The key to reconcile ecology and urbanism is to address how the ‘urban’ and the ‘hydro’ interact. Yet, it is clear that there are countless obstacles to make tropical cities more livable. To begin, we must acknowledge that these cities will experience some of the most adverse impacts of climate change.
Projects that work to create a dynamic interface between built and natural buffers are needed worldwide, requiring a multi-disciplinary approach with many organizations involved as well as the political leadership and will to create more resilient cities, coastlines, and agricultural areas.
The 700-hectare Panama watershed experiment, also known as Agua Salud, will run for 20 to 30 years, making it the largest ongoing study of land use in the tropics. “Our project aims to clearly quantify environmental services such as water flow, carbon storage and biodiversity conservation that decision makers will consider as they evaluate projects from forest restoration to watershed management,” said Jefferson Hall, Smithsonian staff scientist and project director.
Streams draining urban heat islands tend to be hotter than rural and forested streams at baseflow because of warmer urban air and ground temperatures, paved surfaces, and decreased riparian canopy. Thermal regimes affect habitat quality and biogeochemical processes, and changes can be lethal if temperatures exceed upper tolerance limits of aquatic fauna.
Majority of World’s Rivers in a State of Crisis, But Solutions Can Be Cheap | by Jaymi Heimbuch
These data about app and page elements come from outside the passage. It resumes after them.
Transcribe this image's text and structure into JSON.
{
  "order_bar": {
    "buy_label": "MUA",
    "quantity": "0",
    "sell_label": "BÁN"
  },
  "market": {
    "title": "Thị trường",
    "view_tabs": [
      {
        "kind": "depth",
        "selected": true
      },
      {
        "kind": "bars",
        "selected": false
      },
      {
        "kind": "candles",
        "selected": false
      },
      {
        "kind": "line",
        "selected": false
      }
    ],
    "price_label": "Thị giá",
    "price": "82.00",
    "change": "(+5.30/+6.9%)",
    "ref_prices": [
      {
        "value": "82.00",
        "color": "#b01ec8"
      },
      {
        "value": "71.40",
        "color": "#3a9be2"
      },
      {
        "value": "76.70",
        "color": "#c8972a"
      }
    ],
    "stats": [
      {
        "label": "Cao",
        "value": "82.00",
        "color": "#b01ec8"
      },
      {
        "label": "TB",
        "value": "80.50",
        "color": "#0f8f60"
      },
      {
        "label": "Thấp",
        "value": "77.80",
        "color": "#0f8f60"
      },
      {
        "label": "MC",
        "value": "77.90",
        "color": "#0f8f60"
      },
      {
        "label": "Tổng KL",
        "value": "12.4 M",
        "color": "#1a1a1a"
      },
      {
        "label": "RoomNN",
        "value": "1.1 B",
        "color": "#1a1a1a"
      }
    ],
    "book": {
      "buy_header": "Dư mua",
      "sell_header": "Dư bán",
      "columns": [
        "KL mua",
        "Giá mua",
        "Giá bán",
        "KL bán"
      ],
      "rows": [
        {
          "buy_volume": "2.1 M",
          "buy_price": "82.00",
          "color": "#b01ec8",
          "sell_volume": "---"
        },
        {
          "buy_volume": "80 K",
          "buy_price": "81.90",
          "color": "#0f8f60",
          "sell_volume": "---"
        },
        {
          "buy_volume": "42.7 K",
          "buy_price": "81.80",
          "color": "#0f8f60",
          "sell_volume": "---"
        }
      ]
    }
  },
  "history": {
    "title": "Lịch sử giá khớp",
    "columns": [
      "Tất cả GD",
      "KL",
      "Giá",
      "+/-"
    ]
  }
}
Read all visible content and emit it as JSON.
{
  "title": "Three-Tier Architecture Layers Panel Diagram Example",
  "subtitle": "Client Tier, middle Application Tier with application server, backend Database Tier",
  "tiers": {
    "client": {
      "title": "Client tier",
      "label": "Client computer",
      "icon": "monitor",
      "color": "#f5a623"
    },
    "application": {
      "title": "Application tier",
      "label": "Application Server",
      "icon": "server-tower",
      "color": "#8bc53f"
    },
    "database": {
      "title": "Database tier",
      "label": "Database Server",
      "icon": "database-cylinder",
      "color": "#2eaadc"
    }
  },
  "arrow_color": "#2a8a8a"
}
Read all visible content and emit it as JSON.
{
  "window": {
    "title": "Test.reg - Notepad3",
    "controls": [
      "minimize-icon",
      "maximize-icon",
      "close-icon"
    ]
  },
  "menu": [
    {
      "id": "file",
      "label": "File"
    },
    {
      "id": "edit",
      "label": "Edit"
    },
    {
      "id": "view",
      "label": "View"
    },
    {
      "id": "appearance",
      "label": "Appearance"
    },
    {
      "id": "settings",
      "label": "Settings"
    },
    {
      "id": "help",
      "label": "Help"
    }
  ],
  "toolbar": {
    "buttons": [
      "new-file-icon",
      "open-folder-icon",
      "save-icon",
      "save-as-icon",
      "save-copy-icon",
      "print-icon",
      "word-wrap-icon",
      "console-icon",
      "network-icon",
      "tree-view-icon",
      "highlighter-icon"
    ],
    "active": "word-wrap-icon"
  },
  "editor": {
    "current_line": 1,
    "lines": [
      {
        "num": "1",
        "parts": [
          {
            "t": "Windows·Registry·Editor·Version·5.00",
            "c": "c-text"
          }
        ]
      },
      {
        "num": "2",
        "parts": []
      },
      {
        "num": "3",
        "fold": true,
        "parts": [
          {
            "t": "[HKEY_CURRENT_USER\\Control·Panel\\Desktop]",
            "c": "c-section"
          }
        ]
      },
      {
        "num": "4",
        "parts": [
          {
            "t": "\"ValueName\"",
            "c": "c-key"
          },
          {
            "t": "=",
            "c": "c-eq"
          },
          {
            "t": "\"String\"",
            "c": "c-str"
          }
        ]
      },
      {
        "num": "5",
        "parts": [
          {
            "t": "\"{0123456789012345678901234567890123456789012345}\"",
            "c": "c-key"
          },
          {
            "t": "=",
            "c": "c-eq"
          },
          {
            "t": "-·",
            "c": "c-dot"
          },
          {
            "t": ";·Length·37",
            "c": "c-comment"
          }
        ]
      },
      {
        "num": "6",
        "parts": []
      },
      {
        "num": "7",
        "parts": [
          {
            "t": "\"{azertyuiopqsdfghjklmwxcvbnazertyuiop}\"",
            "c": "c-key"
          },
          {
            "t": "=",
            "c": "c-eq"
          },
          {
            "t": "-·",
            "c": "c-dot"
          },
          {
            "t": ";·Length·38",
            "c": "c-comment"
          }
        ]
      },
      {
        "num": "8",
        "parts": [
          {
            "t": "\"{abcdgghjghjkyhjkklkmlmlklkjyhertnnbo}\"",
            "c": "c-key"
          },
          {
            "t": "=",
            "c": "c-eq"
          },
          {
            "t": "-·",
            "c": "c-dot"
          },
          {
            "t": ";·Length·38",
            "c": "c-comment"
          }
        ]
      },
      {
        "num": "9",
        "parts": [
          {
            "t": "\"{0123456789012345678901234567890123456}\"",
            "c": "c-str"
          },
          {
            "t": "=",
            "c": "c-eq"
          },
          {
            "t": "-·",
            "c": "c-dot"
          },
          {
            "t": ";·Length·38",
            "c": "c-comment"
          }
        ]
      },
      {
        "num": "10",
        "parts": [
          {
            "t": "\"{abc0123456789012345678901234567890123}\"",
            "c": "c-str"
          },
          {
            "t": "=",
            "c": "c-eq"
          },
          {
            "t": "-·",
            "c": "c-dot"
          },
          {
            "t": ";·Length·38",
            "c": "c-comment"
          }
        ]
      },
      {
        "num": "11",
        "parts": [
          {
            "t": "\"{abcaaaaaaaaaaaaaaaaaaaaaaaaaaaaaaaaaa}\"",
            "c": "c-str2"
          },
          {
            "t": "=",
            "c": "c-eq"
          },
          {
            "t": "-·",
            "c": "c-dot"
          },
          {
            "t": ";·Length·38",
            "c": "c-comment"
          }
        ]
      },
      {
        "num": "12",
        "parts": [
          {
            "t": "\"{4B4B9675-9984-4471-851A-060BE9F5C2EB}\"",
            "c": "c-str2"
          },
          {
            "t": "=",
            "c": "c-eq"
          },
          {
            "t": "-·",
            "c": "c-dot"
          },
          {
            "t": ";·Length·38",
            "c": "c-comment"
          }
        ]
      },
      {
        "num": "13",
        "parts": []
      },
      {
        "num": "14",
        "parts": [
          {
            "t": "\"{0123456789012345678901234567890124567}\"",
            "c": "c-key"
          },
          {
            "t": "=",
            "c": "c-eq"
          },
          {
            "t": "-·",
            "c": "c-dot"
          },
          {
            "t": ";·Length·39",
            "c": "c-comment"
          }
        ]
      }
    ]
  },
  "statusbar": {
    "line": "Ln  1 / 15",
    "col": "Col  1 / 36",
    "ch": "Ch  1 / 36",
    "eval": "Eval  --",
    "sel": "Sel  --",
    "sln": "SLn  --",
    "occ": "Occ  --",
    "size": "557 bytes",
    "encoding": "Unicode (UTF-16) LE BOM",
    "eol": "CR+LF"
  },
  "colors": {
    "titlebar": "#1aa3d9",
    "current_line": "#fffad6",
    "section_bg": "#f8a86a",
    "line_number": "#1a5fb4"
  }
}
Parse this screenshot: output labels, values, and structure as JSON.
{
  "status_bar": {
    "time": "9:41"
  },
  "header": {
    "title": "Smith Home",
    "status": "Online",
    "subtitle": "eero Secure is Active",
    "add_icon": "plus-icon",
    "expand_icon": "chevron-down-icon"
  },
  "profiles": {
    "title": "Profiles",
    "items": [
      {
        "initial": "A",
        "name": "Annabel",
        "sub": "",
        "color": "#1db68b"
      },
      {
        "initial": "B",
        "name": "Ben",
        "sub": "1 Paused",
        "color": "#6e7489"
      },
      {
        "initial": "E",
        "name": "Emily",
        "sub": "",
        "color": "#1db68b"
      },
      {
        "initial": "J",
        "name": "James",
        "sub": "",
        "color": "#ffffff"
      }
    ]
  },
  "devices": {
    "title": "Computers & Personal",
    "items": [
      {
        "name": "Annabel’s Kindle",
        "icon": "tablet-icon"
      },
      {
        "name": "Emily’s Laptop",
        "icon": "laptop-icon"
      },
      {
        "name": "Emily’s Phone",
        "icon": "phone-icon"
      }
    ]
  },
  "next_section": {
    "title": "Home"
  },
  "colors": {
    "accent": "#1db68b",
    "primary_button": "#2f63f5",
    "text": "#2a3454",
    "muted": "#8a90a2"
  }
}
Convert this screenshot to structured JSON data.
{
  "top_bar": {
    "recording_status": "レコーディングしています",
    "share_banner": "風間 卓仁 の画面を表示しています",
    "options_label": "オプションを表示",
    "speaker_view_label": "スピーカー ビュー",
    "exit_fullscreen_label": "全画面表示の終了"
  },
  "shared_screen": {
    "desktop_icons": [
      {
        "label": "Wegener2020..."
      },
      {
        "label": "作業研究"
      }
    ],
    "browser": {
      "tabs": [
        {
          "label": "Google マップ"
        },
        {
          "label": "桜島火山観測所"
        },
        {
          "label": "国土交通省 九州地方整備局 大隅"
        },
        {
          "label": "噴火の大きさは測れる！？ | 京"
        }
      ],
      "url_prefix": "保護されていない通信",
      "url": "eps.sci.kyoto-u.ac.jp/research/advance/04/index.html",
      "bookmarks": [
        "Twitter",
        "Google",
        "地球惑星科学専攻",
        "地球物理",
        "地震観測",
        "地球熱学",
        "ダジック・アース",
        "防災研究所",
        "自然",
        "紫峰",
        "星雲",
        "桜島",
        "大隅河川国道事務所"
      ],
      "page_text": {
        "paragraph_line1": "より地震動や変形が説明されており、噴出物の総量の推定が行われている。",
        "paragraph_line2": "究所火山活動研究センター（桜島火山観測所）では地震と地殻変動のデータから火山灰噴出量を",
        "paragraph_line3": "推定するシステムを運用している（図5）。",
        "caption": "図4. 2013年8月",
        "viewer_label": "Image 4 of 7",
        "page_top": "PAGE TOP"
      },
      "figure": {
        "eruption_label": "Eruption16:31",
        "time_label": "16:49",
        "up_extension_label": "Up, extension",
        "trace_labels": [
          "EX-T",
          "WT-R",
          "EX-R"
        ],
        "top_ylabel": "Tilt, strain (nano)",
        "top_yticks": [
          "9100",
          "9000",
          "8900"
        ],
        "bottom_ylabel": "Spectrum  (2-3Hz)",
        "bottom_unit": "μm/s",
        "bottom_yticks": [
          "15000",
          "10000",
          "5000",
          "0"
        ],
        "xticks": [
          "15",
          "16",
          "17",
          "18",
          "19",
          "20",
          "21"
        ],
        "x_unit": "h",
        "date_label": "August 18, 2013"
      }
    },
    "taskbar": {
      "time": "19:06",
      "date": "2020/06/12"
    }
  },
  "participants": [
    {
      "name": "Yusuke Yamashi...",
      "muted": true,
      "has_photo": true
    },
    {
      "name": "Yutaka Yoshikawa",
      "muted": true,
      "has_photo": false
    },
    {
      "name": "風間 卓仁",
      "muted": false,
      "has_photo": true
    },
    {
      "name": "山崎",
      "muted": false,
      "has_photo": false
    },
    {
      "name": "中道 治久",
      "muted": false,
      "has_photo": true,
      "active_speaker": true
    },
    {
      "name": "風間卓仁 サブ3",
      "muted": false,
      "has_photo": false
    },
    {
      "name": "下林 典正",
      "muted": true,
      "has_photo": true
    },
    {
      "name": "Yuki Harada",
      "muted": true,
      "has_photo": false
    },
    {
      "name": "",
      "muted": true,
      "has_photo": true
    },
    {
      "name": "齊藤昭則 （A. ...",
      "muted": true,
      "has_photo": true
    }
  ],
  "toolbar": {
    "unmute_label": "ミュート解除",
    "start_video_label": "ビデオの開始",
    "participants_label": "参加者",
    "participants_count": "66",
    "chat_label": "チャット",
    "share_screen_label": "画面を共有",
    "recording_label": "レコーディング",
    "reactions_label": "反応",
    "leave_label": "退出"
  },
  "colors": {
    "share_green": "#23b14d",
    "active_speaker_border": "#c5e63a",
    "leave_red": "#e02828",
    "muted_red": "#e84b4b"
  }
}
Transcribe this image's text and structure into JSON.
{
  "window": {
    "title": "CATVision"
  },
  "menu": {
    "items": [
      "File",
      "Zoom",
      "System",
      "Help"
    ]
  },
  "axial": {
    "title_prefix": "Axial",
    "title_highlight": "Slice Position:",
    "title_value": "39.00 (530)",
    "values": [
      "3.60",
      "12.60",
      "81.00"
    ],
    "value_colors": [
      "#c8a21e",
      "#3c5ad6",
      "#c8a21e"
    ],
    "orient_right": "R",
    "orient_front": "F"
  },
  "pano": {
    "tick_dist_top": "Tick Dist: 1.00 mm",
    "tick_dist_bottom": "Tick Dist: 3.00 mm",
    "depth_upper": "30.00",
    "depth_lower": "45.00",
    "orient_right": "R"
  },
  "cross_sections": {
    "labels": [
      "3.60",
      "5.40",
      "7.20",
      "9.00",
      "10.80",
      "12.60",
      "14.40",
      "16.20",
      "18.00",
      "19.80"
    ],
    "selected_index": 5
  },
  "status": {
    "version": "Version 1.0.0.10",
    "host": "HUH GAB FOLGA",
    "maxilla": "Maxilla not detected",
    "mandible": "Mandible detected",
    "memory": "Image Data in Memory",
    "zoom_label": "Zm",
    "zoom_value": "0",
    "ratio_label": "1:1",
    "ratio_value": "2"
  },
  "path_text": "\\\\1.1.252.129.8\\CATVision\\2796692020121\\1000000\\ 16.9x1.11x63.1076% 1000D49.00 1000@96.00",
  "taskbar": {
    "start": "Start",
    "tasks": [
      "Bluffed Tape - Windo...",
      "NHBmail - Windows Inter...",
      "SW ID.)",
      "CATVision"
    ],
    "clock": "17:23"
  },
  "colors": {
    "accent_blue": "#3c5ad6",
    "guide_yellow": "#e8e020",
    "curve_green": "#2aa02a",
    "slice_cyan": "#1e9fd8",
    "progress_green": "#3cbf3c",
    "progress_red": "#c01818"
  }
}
By looking at a series of maps focused on 23 different stress factors facing rivers — from livestock density to potential acidification, from river fragmentation to aquaculture pressure — the research team found that 65% of the world’s river habitats are in danger of losing biodiversity because of these stress factors, not to mention the problem of human access to sources of clean water and energy. Unfortunately not enough data exists for issues such as mining and pharmaceutical pollution, so the situation is likely even worse than the team has determined. (Excerpt from www.treehugger.com) Read the rest of the article HERE.